Again, I plead guilty. I like almost all of the authors listed above. But again I would like to think that this has little to do with hipness, and a lot to do with the fact that they write well and have worthwhile things to say. In terms of the eclectic theological approach, for too long the evangelical church has assumed that they have a corner on Truth with a capital T. Having been membered for years in a True New Testament Church(TM), the one bunch of misfits who finally got it right after two thousand years, and who had to deal with the attendant hubris and incessant bickering that accompanied that view, I'm grateful to acknowledge that maybe, just possibly, a couple Christians in the past might have some things to teach me. Personally, in terms of communion, I can deal with Merlot, grape juice, or the ingenious McCommunion Wafer 'n Wine Combo Pack, with throwaway cup. It's not worth fighting about, in my opinion. Re: the "some of them like smoking a lot of different things" comment, I'm sure that's true. It's been true for me. Idolotry can be an oppressive reality. Here's the deal: don't smoke, kids. It's bad for your health. So are double Whoppers. Depending on what you're smoking, and why you're doing it, it might also be illegal and immoral.

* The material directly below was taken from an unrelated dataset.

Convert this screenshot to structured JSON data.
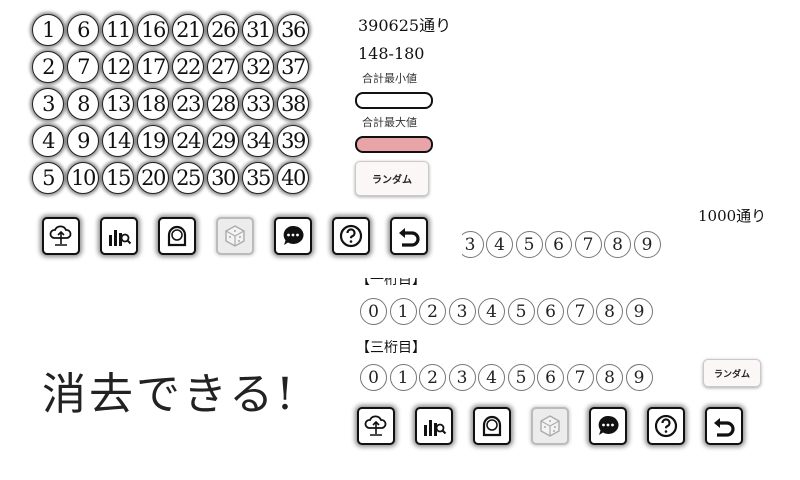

Stupid taboos probably ought to be broken. Thirty-five years ago almost every Christian male I knew had hair down to the middle of his back. I used to have hair down to the middle of my back. I used to have hair. Now a lot of the Christians I know have piercings and tattoos. Come to think of it, I'm the only member of my family who doesn't have a piercing and/or a tattoo. It's all about as eternally consequential as whether you like American Idol. But let me also state that Real Christians(TM) don't like American Idol.
By the way, the people shown above are Vito and Monique Aiuto. Together they make music, and are known as The Welcome Wagon. A lot of Christian hipsters like them. What I like about them is that that's who they are, that they aren't trying to be ironic, and that they really do carry off that Grant Wood/American Gothic in the City vibe quite naturally. As a parting word, let me encourage you all to be yourselves quite naturally.